#### [WORK TO BE COMPLETED]
Your answer should be a single number: how many lines of the material below contain "Administrator".

>>>

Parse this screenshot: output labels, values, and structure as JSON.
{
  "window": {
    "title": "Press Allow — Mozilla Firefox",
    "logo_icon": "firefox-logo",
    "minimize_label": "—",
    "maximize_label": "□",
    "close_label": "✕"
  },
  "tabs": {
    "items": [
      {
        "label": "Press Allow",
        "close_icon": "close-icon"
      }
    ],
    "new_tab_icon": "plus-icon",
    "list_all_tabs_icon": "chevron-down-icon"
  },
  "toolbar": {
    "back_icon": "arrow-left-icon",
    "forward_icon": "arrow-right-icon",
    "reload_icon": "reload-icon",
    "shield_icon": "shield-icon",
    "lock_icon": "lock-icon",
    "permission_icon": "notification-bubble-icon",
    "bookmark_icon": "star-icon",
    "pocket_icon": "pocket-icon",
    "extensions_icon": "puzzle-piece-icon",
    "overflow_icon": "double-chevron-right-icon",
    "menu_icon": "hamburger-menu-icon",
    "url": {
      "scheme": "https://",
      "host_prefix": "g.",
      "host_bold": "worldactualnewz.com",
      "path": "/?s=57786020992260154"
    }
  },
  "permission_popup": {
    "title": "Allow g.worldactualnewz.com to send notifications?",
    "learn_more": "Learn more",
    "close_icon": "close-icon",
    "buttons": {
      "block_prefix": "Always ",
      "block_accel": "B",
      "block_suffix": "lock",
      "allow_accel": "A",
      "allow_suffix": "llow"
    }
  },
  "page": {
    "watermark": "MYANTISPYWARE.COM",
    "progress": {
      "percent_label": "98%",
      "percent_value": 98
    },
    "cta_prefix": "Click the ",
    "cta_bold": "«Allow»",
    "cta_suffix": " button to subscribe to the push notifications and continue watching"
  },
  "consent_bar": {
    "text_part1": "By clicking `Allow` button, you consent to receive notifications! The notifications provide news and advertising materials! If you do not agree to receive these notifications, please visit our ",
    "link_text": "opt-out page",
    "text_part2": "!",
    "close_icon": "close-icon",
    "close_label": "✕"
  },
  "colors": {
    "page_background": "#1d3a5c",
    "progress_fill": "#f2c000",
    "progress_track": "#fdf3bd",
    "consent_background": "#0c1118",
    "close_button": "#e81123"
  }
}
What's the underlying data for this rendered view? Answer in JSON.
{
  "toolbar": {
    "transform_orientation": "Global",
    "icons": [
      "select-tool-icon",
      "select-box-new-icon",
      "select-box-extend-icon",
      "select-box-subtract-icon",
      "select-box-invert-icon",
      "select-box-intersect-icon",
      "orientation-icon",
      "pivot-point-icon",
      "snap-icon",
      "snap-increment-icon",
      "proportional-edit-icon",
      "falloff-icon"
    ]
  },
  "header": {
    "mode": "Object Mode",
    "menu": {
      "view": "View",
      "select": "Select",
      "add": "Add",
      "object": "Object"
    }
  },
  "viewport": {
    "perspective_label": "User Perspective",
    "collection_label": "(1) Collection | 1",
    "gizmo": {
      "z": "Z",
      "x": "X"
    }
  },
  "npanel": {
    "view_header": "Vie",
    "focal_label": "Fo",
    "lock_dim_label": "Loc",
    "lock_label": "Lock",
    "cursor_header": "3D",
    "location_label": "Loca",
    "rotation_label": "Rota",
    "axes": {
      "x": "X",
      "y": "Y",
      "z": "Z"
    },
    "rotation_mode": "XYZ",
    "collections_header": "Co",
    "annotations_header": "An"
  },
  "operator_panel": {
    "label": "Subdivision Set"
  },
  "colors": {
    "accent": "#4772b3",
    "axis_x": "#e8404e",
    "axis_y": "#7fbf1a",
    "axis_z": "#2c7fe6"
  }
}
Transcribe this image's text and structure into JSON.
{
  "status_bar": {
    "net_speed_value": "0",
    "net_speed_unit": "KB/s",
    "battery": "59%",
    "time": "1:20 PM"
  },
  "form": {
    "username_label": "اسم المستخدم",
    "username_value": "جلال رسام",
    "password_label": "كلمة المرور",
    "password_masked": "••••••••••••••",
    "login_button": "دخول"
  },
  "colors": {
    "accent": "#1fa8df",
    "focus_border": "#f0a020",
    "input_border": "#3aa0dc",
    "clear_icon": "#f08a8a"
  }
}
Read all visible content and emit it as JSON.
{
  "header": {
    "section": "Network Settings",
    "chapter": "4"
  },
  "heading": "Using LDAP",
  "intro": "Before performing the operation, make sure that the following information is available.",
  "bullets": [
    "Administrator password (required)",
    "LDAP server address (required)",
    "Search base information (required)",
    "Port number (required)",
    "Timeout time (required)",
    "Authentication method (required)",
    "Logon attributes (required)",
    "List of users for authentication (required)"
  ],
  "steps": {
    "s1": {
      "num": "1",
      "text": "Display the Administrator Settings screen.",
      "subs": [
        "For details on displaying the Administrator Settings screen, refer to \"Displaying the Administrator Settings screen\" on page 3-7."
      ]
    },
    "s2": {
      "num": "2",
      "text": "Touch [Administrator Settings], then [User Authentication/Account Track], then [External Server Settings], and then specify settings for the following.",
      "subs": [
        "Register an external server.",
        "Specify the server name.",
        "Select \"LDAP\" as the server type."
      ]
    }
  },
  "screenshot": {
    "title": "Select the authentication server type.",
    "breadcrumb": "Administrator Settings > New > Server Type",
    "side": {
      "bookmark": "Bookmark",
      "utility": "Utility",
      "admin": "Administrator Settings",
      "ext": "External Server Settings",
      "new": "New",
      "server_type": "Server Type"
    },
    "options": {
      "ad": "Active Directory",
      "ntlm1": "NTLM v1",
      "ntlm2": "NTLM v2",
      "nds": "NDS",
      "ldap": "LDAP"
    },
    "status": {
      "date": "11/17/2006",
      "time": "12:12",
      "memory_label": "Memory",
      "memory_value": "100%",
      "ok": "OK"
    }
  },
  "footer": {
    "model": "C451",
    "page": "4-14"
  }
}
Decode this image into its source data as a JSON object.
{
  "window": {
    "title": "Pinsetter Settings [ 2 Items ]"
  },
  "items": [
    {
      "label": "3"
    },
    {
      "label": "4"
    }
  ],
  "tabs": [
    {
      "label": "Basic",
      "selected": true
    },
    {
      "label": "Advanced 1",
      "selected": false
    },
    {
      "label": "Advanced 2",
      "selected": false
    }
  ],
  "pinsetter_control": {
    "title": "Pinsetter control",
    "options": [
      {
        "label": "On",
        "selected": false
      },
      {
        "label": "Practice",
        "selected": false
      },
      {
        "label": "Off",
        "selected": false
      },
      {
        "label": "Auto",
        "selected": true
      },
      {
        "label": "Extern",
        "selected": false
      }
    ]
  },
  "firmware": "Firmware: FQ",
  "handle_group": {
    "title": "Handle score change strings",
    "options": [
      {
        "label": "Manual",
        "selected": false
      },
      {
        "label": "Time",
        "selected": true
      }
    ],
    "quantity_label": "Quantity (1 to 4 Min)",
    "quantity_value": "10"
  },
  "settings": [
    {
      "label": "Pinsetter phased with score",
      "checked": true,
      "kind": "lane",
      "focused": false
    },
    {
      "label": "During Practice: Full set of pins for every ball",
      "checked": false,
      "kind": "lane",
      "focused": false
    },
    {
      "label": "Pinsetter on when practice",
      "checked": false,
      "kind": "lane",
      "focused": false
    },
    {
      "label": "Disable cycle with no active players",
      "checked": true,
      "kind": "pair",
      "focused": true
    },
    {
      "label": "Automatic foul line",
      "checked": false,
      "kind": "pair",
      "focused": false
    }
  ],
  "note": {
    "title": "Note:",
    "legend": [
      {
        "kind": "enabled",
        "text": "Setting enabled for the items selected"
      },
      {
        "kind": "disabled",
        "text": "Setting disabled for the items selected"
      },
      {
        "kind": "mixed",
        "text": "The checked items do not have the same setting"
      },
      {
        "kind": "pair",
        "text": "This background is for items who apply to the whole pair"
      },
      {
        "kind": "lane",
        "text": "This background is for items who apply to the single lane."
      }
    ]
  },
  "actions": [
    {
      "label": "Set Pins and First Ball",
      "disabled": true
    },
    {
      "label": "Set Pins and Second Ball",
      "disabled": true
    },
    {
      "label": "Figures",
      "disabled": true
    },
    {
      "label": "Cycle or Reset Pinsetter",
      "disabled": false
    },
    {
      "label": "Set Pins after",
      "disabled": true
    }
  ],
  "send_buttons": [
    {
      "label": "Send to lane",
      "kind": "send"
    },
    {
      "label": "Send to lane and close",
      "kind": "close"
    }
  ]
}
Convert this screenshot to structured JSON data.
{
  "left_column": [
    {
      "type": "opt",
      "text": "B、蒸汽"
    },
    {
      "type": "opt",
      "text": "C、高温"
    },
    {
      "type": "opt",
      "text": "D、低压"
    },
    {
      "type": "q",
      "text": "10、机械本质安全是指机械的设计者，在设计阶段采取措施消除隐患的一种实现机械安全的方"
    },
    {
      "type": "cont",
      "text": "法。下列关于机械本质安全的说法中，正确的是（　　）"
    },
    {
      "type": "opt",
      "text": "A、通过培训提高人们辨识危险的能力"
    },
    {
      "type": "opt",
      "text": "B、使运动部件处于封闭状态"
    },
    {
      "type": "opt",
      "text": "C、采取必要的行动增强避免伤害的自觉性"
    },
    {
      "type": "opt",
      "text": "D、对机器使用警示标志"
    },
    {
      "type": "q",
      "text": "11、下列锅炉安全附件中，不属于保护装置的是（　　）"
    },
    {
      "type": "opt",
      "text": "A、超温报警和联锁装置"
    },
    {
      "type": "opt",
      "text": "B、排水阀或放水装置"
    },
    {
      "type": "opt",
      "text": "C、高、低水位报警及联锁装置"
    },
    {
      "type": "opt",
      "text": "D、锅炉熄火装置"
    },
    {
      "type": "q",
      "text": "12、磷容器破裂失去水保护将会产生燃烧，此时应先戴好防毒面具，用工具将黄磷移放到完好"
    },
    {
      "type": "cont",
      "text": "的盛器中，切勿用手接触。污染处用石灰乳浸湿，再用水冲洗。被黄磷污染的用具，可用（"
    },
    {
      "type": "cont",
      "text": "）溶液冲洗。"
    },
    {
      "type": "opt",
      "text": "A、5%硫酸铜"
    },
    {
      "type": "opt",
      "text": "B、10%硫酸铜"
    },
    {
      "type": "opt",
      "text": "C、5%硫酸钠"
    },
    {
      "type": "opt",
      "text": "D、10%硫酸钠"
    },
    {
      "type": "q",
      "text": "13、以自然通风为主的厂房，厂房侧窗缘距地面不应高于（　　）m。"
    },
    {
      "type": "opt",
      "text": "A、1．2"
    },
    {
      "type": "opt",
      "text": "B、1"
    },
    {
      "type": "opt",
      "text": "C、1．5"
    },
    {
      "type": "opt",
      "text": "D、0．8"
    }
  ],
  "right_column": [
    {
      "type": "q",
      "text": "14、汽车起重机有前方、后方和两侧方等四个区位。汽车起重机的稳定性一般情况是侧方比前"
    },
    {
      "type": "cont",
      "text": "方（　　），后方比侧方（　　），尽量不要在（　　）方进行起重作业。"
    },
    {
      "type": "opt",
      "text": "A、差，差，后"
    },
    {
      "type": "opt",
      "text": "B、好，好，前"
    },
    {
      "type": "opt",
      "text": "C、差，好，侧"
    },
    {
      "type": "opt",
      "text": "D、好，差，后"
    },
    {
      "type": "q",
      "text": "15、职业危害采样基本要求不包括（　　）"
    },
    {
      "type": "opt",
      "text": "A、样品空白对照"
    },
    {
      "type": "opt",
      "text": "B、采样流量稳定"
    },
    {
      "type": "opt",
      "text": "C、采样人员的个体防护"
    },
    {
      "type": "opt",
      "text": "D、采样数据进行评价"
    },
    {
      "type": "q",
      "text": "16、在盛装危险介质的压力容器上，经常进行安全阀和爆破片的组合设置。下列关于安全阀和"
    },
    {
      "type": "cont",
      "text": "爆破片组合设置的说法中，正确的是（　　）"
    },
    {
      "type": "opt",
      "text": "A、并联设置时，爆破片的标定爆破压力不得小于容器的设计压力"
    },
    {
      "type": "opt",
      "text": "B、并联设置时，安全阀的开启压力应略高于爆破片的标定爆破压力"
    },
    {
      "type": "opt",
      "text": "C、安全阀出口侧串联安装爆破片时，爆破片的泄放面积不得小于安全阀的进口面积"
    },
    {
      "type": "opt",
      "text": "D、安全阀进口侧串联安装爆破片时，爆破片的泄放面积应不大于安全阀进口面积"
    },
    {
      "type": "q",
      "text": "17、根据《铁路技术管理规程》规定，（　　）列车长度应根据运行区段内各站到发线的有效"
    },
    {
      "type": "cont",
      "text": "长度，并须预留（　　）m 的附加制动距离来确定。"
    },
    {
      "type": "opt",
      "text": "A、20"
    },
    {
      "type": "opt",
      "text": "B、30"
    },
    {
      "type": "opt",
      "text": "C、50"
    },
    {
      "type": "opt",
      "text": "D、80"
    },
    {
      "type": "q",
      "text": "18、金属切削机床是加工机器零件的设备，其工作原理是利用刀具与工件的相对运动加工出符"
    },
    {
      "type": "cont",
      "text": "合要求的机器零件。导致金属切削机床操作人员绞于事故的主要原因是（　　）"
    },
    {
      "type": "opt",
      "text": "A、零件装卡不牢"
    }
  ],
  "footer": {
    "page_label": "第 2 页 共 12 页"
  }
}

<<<

#### [RESULT OF THIS EXERCISE]
6